- Filipovic, Jill. “Opinion: What Donald Trump Thinks it Takes to Be a Man.” The New York Times, 2 Nov. 2017, https://www.nytimes.com/2017/11/02/opinion/sunday/donald-trump-masculinity.html. Accessed 20 June 2019.
- Gramlich, John. “Gap between number of blacks and whites in prison is shrinking.” Pew Research Center, 30 Apr. 2019, https://www.pewresearch.org/fact-tank/2019/04/30/shrinking-gap-between-number-of-blacks-and-whites-in-prison/. Accessed 20 May 2019.
- Gregoire, Carolyn. “Sexist Men are More Likely to Have Mental Health Problems, Study Finds.” The Huffington Post, 23 Nov. 2016, https://www.huffpost.com/entry/sexism-masculinity-mental-health_n_58348925e4b01ba68ac31155. Accessed 20 May 2019.
- Mankiw, N. Gregory. “Why Aren’t More Men Working?” The New York Times, 15 Jun. 2018, https://www.nytimes.com/2018/06/15/business/men-unemployment-jobs.html. Accessed 20 May 2019.
- Mejia, Zameena. “Just 24 female CEOs lead the companies on the 2018 Fortune 500—fewer than last year.” CNBC, 21 May 2018, https://www.cnbc.com/2018/05/21/2018s-fortune-500-companies-have-just-24-female-ceos.html. Accessed May 2019.
- Salter, Michael. “The Problem With a Fight Against Toxic Masculinity.” The Atlantic, 27 Feb. 2019, https://www.theatlantic.com/health/archive/2019/02/toxic-masculinity-history/583411/. Accessed 20 May 2019.
- Sexton, Jared. “America’s Toxic Masculinity.” The New York Times, 13 Oct. 2016, https://www.nytimes.com/2016/10/13/opinion/donald-trumps-toxic-masculinity.html. Accessed 20 May 2019.
- Shapiro, Ben. “We Need Fathers to Teach Manliness.” Newsweek, 15 Jun. 2018, https://www.newsweek.com/ben-shapiro-we-need-fathers-teach-manliness-opinion-977142. Accessed 20 May 2019.
- Stoet, Gijsberg, and David Geary. “New measure of equality reveals a fuller picture of male well-being: Measurement tool acknowledges the challenges men face that researchers say have been underestimated in some countries.” Science Daily, 3 January 2019. www.sciencedaily.com/releases/2019/01/190103152911.htm. Accessed 20 May 2019.

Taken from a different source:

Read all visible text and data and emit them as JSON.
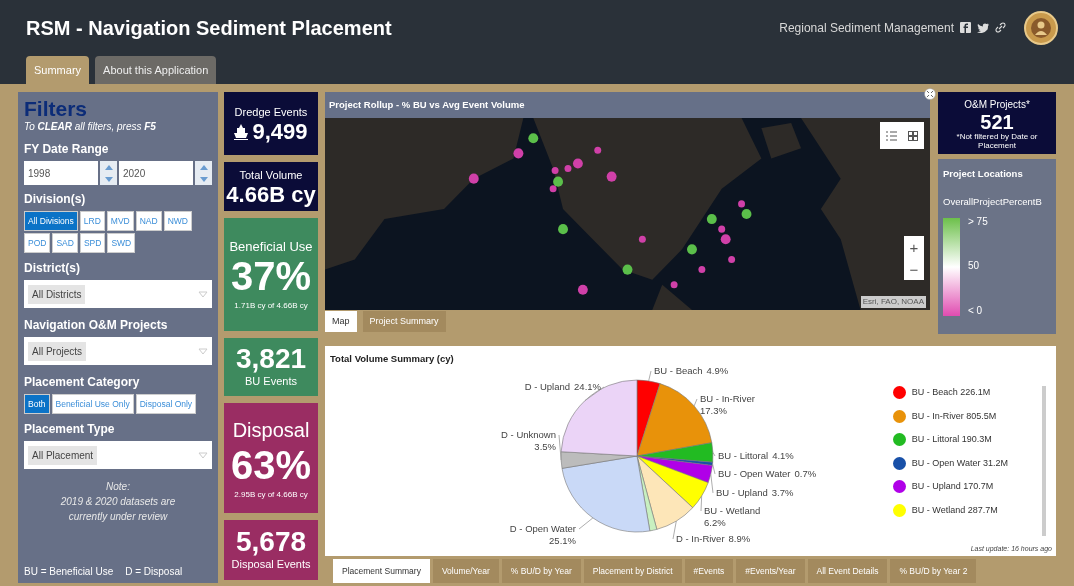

- Stuckley, Allie. “Make Men Masculine Again.” PraegerU, 5 Aug. 2018. https://www.prageru.com/video/make-men-masculine-again/. Accessed 20 May 2019.
- United States Census Bureau. “The Majority of Children Live With Two Parents, Census Bureau Reports.” United States Census Bureau, U.S. Department of Commerce, 17 Nov. 2016, https://www.census.gov/newsroom/press-releases/2016/cb16-192.html. Accessed 20 May 2019.

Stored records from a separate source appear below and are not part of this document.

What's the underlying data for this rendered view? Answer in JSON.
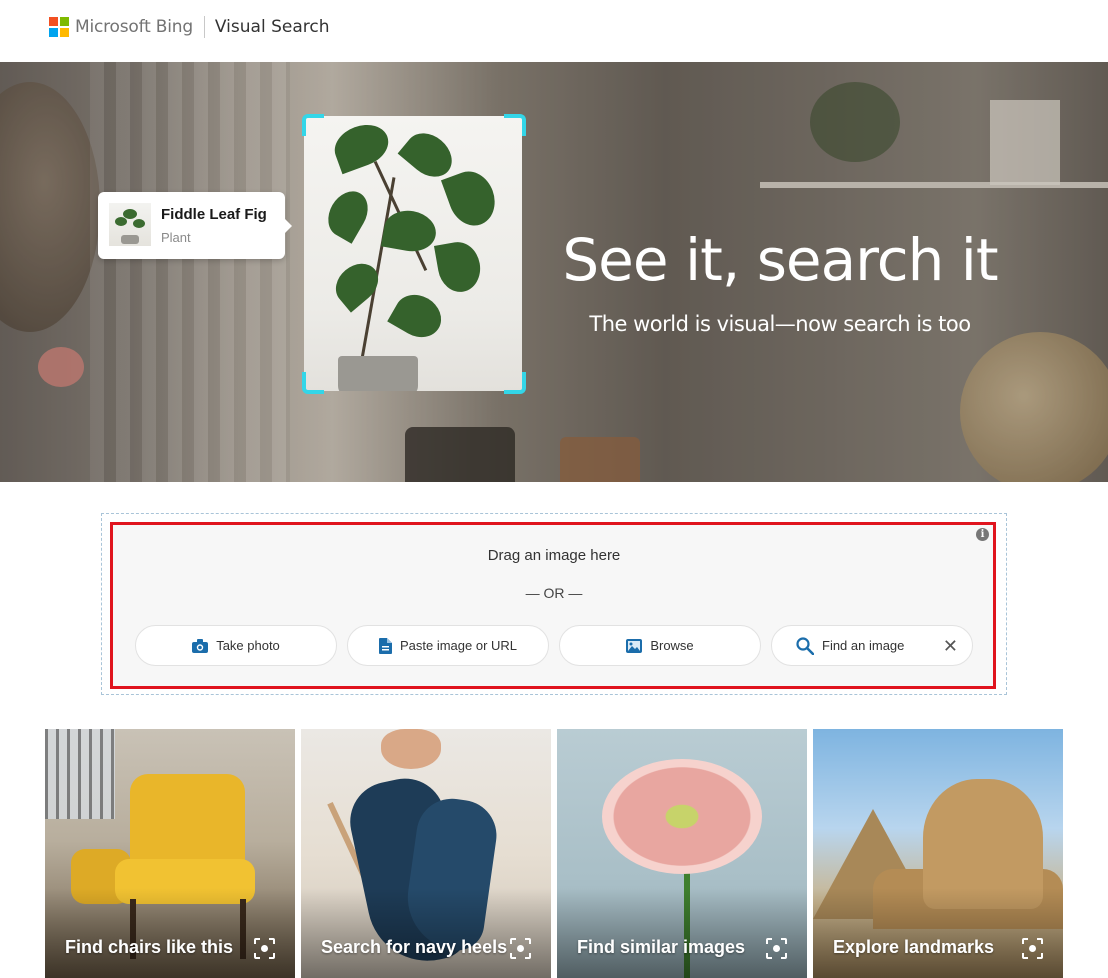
{
  "header": {
    "brand": "Microsoft Bing",
    "product": "Visual Search"
  },
  "hero": {
    "title": "See it, search it",
    "subtitle": "The world is visual—now search is too",
    "tag": {
      "title": "Fiddle Leaf Fig",
      "subtitle": "Plant"
    }
  },
  "upload": {
    "drag_text": "Drag an image here",
    "or_text": "— OR —",
    "buttons": [
      {
        "label": "Take photo",
        "icon": "camera-icon"
      },
      {
        "label": "Paste image or URL",
        "icon": "document-icon"
      },
      {
        "label": "Browse",
        "icon": "image-icon"
      },
      {
        "label": "Find an image",
        "icon": "search-icon"
      }
    ]
  },
  "cards": [
    {
      "label": "Find chairs like this",
      "icon": "visual-search-icon"
    },
    {
      "label": "Search for navy heels",
      "icon": "visual-search-icon"
    },
    {
      "label": "Find similar images",
      "icon": "visual-search-icon"
    },
    {
      "label": "Explore landmarks",
      "icon": "visual-search-icon"
    }
  ],
  "colors": {
    "accent_bracket": "#33d6e8",
    "highlight_border": "#e0141e",
    "icon_blue": "#1b6dab"
  }
}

- World Health Organization. Understanding and Addressing Violence Against Women: Intimate Partner Violence. World Health Organization, 2012. PDF.